[SUPPLIED MATERIAL Boundary: Start]

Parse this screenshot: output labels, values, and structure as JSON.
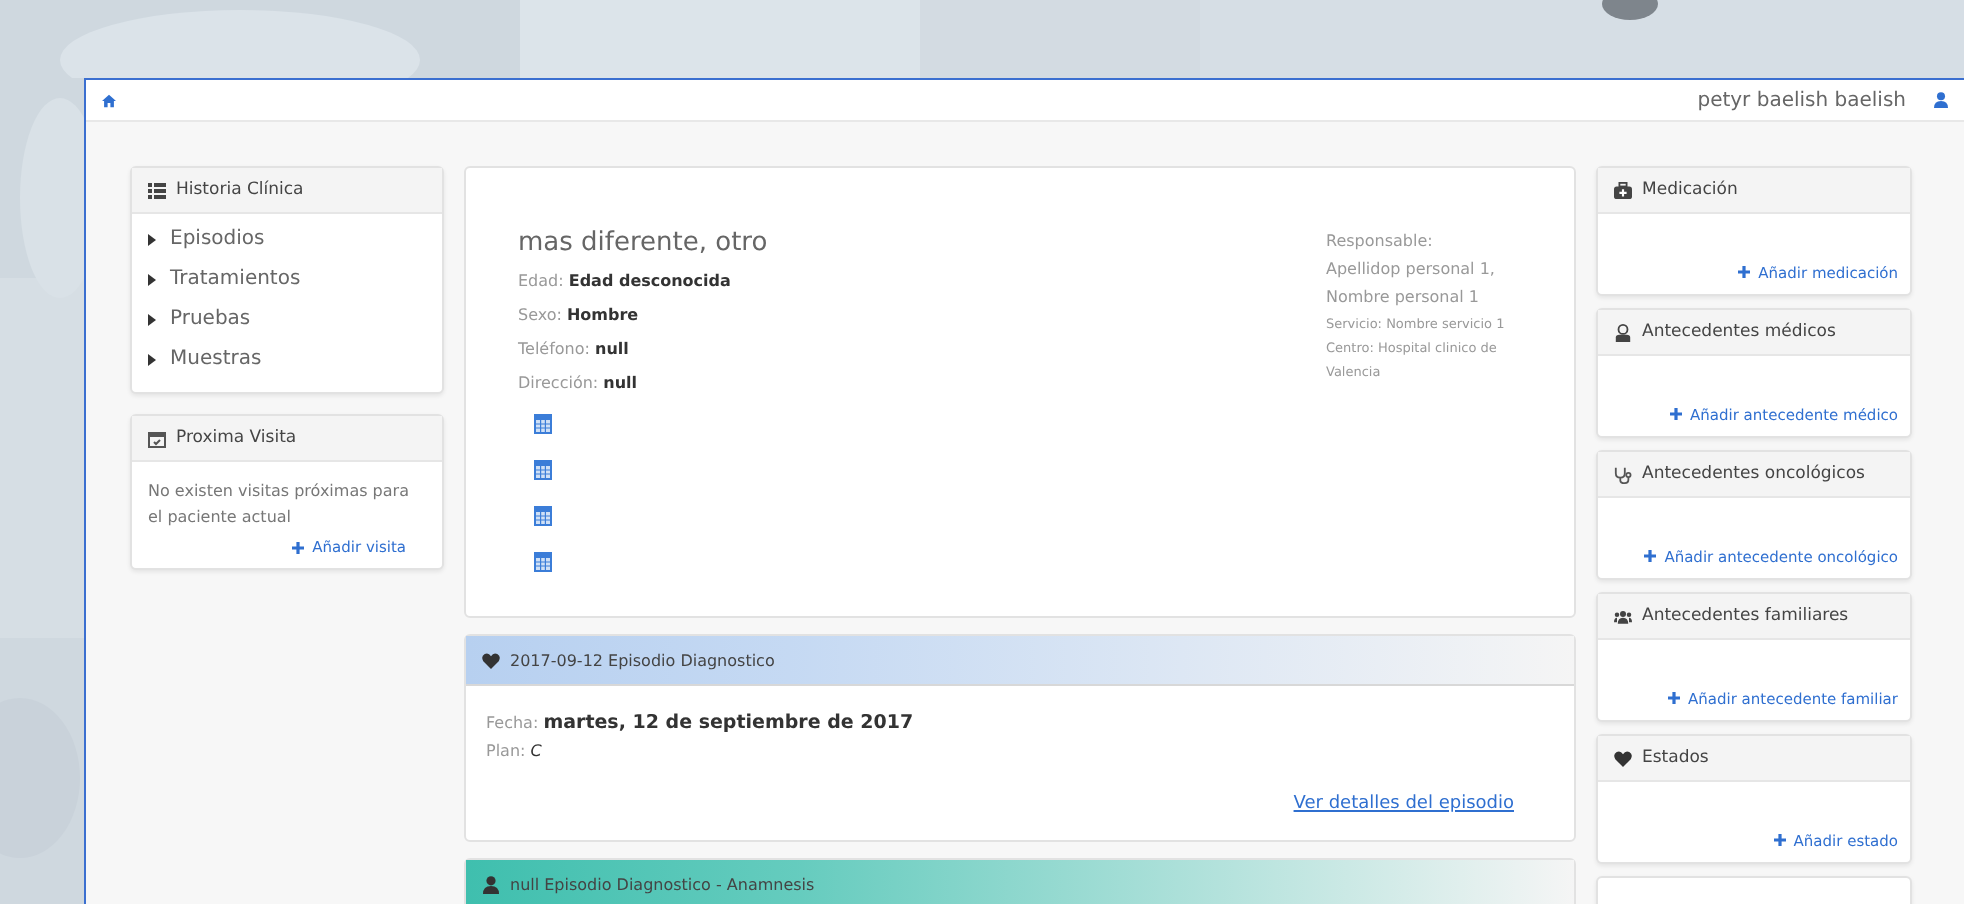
{
  "topbar": {
    "user": "petyr baelish baelish"
  },
  "left_panels": [
    {
      "kind": "list",
      "title": "Historia Clínica",
      "items": [
        "Episodios",
        "Tratamientos",
        "Pruebas",
        "Muestras"
      ]
    },
    {
      "kind": "visit",
      "title": "Proxima Visita",
      "text": "No existen visitas próximas para el paciente actual",
      "action": "Añadir visita"
    }
  ],
  "patient": {
    "name": "mas diferente, otro",
    "fields": [
      {
        "label": "Edad:",
        "value": "Edad desconocida"
      },
      {
        "label": "Sexo:",
        "value": "Hombre"
      },
      {
        "label": "Teléfono:",
        "value": "null"
      },
      {
        "label": "Dirección:",
        "value": "null"
      }
    ],
    "responsible": {
      "label": "Responsable:",
      "name": "Apellidop personal 1, Nombre personal 1",
      "service": "Servicio: Nombre servicio 1",
      "center": "Centro: Hospital clinico de Valencia"
    }
  },
  "episodes": [
    {
      "kind": "diagnostic",
      "title": "2017-09-12 Episodio Diagnostico",
      "color": "#b7d0f0",
      "expanded": true,
      "date_label": "Fecha:",
      "date": "martes, 12 de septiembre de 2017",
      "plan_label": "Plan:",
      "plan": "C",
      "link": "Ver detalles del episodio"
    },
    {
      "kind": "anamnesis",
      "title": "null Episodio Diagnostico - Anamnesis",
      "color": "#3fbfae",
      "expanded": false
    }
  ],
  "right_panels": [
    {
      "kind": "medication",
      "title": "Medicación",
      "action": "Añadir medicación"
    },
    {
      "kind": "medical",
      "title": "Antecedentes médicos",
      "action": "Añadir antecedente médico"
    },
    {
      "kind": "oncological",
      "title": "Antecedentes oncológicos",
      "action": "Añadir antecedente oncológico"
    },
    {
      "kind": "family",
      "title": "Antecedentes familiares",
      "action": "Añadir antecedente familiar"
    },
    {
      "kind": "states",
      "title": "Estados",
      "action": "Añadir estado"
    }
  ]
}
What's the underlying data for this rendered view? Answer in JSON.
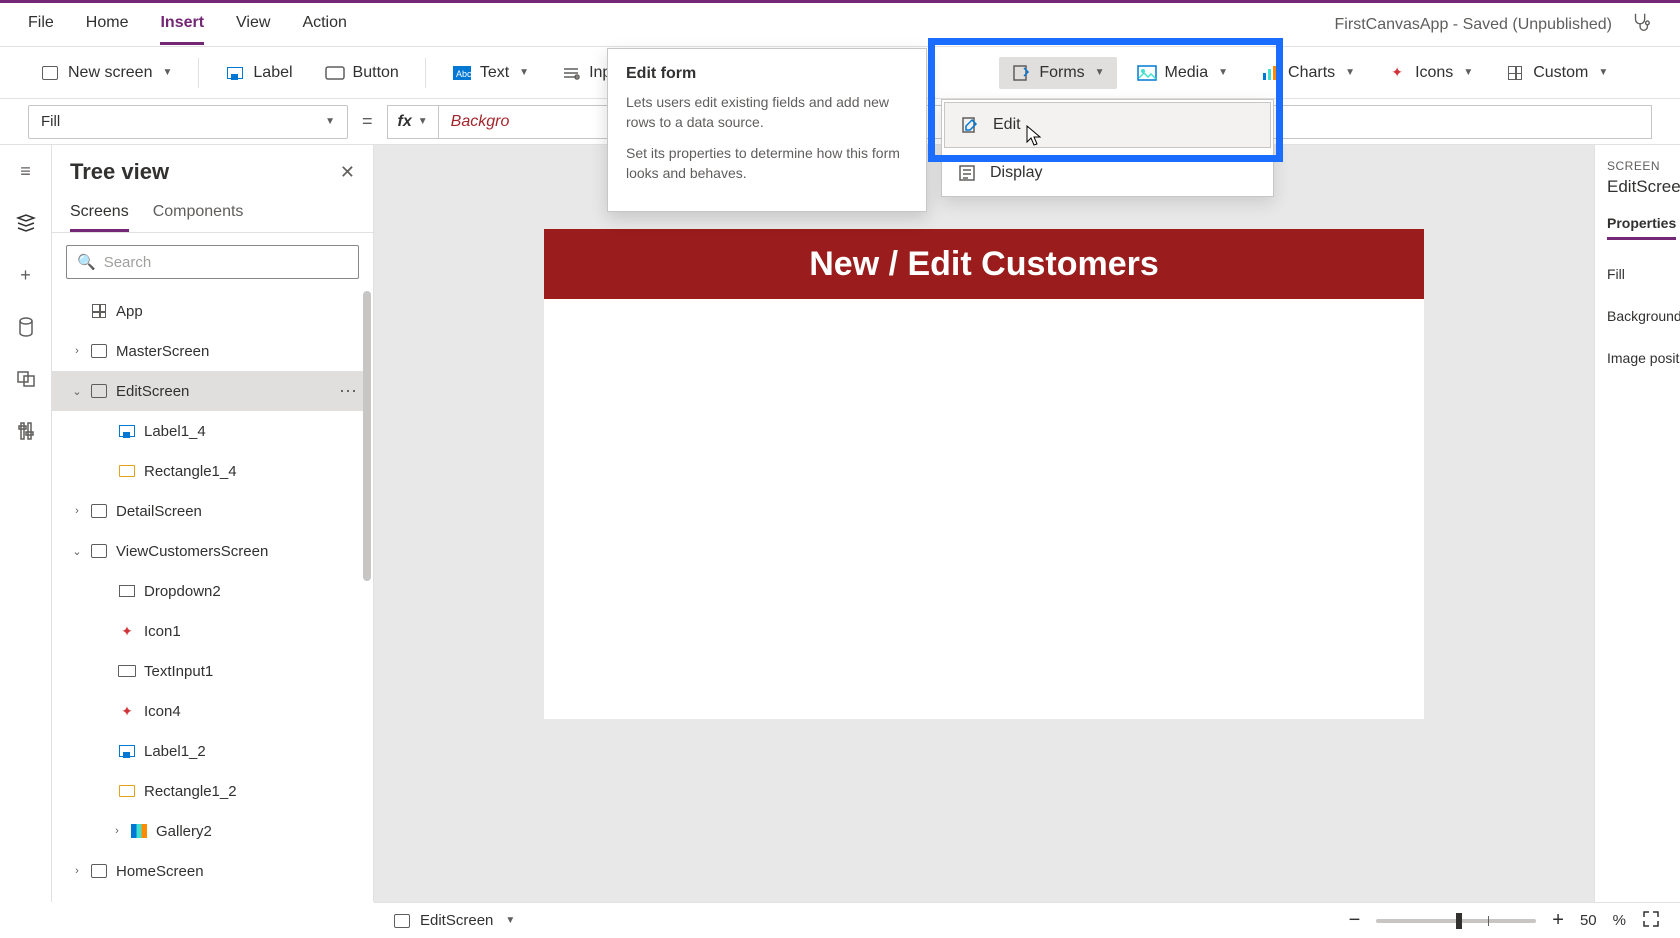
{
  "menu": {
    "items": [
      "File",
      "Home",
      "Insert",
      "View",
      "Action"
    ],
    "activeIndex": 2
  },
  "appStatus": "FirstCanvasApp - Saved (Unpublished)",
  "ribbon": {
    "newScreen": "New screen",
    "label": "Label",
    "button": "Button",
    "text": "Text",
    "input": "Inp",
    "forms": "Forms",
    "media": "Media",
    "charts": "Charts",
    "icons": "Icons",
    "custom": "Custom"
  },
  "formula": {
    "prop": "Fill",
    "value": "Backgro"
  },
  "tree": {
    "title": "Tree view",
    "tabs": [
      "Screens",
      "Components"
    ],
    "searchPlaceholder": "Search",
    "items": [
      {
        "name": "App",
        "type": "app",
        "indent": 0
      },
      {
        "name": "MasterScreen",
        "type": "screen",
        "indent": 1,
        "chev": "›"
      },
      {
        "name": "EditScreen",
        "type": "screen",
        "indent": 1,
        "chev": "⌄",
        "selected": true,
        "more": true
      },
      {
        "name": "Label1_4",
        "type": "label",
        "indent": 2
      },
      {
        "name": "Rectangle1_4",
        "type": "rect",
        "indent": 2
      },
      {
        "name": "DetailScreen",
        "type": "screen",
        "indent": 1,
        "chev": "›"
      },
      {
        "name": "ViewCustomersScreen",
        "type": "screen",
        "indent": 1,
        "chev": "⌄"
      },
      {
        "name": "Dropdown2",
        "type": "dd",
        "indent": 2
      },
      {
        "name": "Icon1",
        "type": "icon",
        "indent": 2
      },
      {
        "name": "TextInput1",
        "type": "input",
        "indent": 2
      },
      {
        "name": "Icon4",
        "type": "icon",
        "indent": 2
      },
      {
        "name": "Label1_2",
        "type": "label",
        "indent": 2
      },
      {
        "name": "Rectangle1_2",
        "type": "rect",
        "indent": 2
      },
      {
        "name": "Gallery2",
        "type": "gallery",
        "indent": 3,
        "chev": "›"
      },
      {
        "name": "HomeScreen",
        "type": "screen",
        "indent": 1,
        "chev": "›"
      }
    ]
  },
  "canvas": {
    "headerText": "New / Edit Customers"
  },
  "formsDropdown": {
    "items": [
      "Edit",
      "Display"
    ]
  },
  "tooltip": {
    "title": "Edit form",
    "body1": "Lets users edit existing fields and add new rows to a data source.",
    "body2": "Set its properties to determine how this form looks and behaves."
  },
  "rightPanel": {
    "label": "SCREEN",
    "title": "EditScreen",
    "tab": "Properties",
    "props": [
      "Fill",
      "Background",
      "Image positi"
    ]
  },
  "status": {
    "breadcrumb": "EditScreen",
    "zoom": "50",
    "zoomUnit": "%"
  }
}
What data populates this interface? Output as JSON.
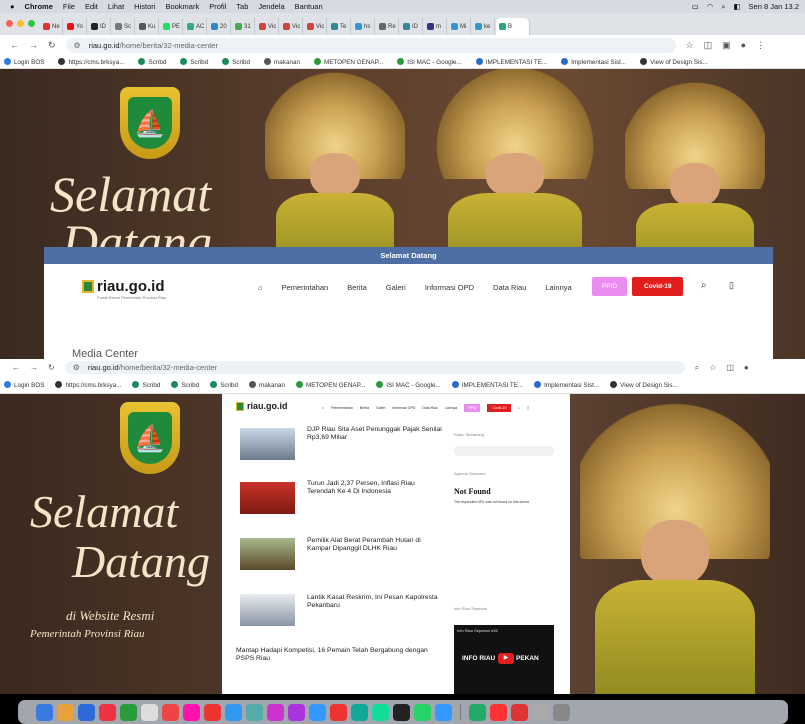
{
  "menubar": {
    "items": [
      "Chrome",
      "File",
      "Edit",
      "Lihat",
      "Histori",
      "Bookmark",
      "Profil",
      "Tab",
      "Jendela",
      "Bantuan"
    ],
    "clock": "Sen 8 Jan 13.2"
  },
  "tabs": [
    "Ne",
    "Yo",
    "ID",
    "Sc",
    "Ku",
    "PE",
    "AC",
    "20",
    "31",
    "Vic",
    "Vic",
    "Vic",
    "Te",
    "hs",
    "Re",
    "ID",
    "m",
    "Mi",
    "ke",
    "B"
  ],
  "browser": {
    "url_host": "riau.go.id",
    "url_path": "/home/berita/32-media-center"
  },
  "bookmarks": [
    "Login BOS",
    "https://cms.brksya...",
    "Scribd",
    "Scribd",
    "Scribd",
    "makanan",
    "METOPEN GENAP...",
    "ISI MAC - Google...",
    "IMPLEMENTASI TE...",
    "Implementasi Sist...",
    "View of Design Sis..."
  ],
  "hero": {
    "greeting_1": "Selamat",
    "greeting_2": "Datang",
    "tagline_1": "di Website Resmi",
    "tagline_2": "Pemerintah Provinsi Riau"
  },
  "site": {
    "banner": "Selamat Datang",
    "logo": "riau.go.id",
    "logo_sub": "Portal Resmi Pemerintah Provinsi Riau",
    "nav": [
      "Pemerintahan",
      "Berita",
      "Galeri",
      "Informasi OPD",
      "Data Riau",
      "Lainnya"
    ],
    "ppid": "PPID",
    "covid": "Covid-19",
    "section": "Media Center"
  },
  "articles": [
    {
      "title": "DJP Riau Sita Aset Penunggak Pajak Senilai Rp3,69 Miliar"
    },
    {
      "title": "Turun Jadi 2,37 Persen, Inflasi Riau Terendah Ke 4 Di Indonesia"
    },
    {
      "title": "Pemilik Alat Berat Perambah Hutan di Kampar Dipanggil DLHK Riau"
    },
    {
      "title": "Lantik Kasat Reskrim, Ini Pesan Kapolresta Pekanbaru"
    },
    {
      "title": "Mantap Hadapi Kompetisi, 16 Pemain Telah Bergabung dengan PSPS Riau"
    }
  ],
  "sidebar": {
    "radio_label": "Radio Streaming",
    "agenda_label": "Agenda Gubernur",
    "not_found": "Not Found",
    "not_found_msg": "The requested URL was not found on this server.",
    "video_label": "Info Riau Sepekan",
    "video_title": "Info Riau Sepekan #35",
    "video_caption_left": "INFO RIAU",
    "video_caption_right": "PEKAN"
  },
  "colors": {
    "navtop": "#4e6fa3",
    "covid": "#e11d1d",
    "ppid": "#e98ef0"
  }
}
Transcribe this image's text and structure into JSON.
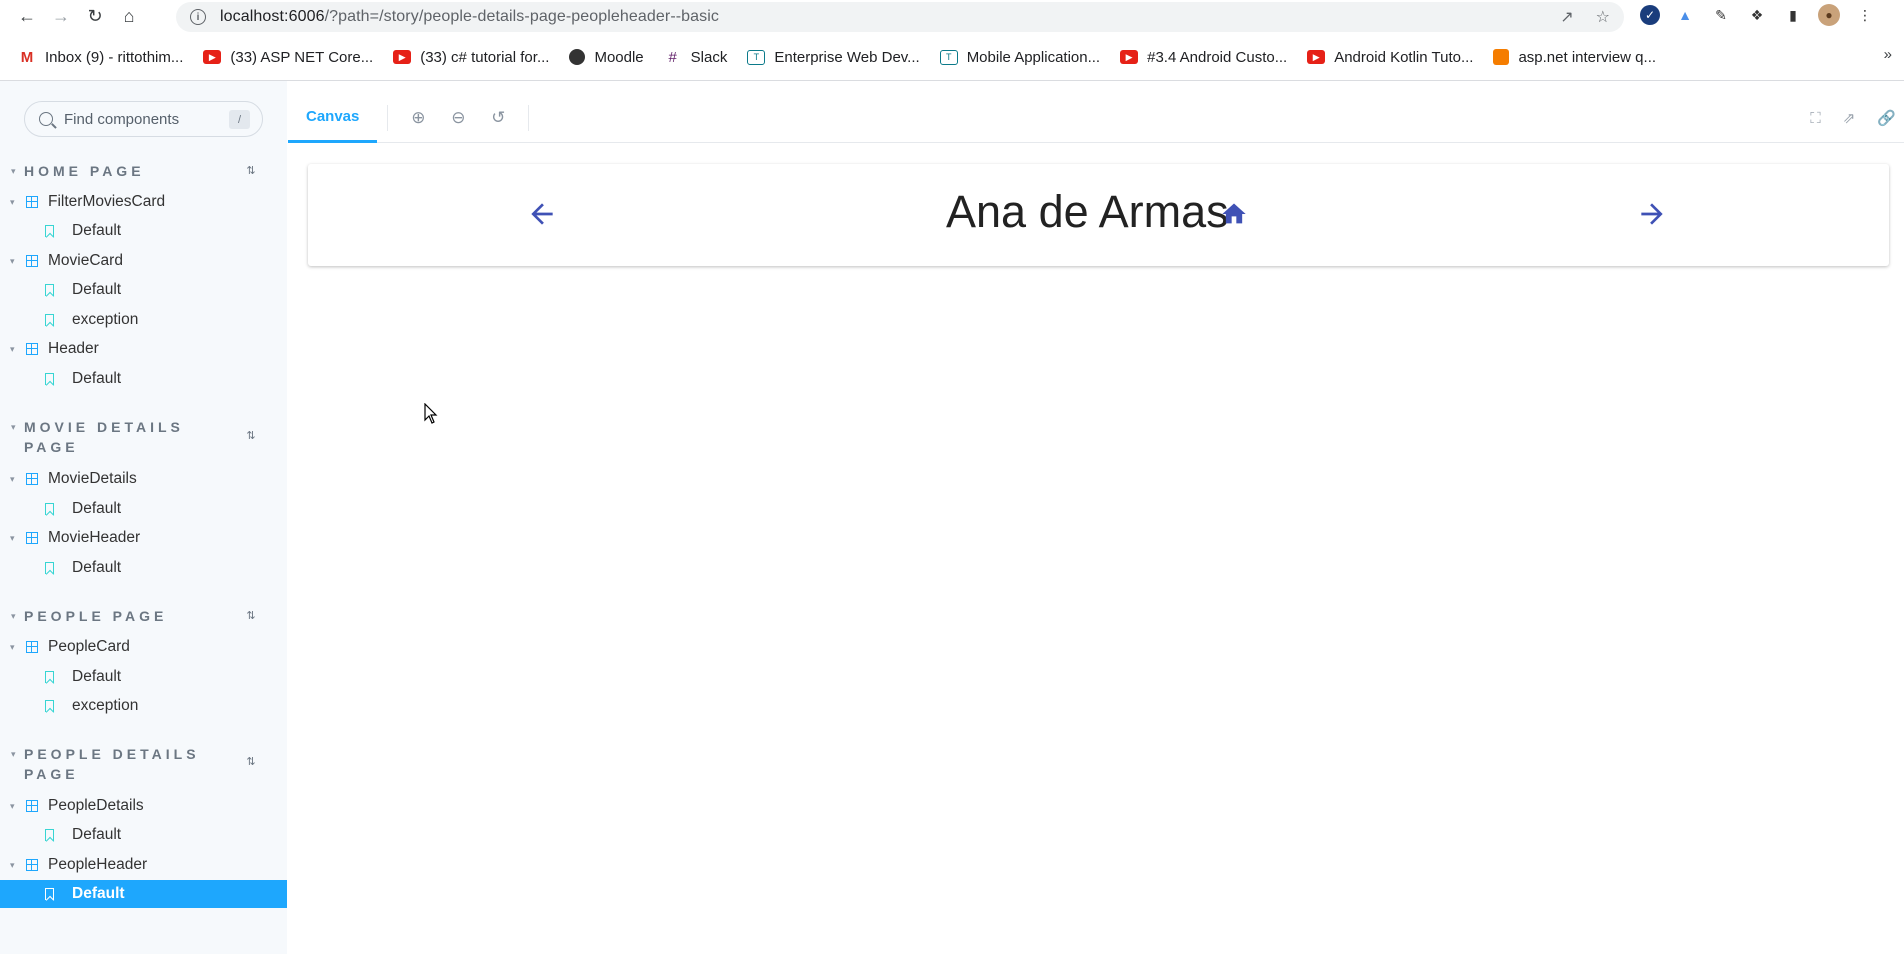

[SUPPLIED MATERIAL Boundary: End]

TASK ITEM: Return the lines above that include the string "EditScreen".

YOUR RESPONSE:
        "name": "EditScreen",
    "title": "EditScreen",
    "breadcrumb": "EditScreen",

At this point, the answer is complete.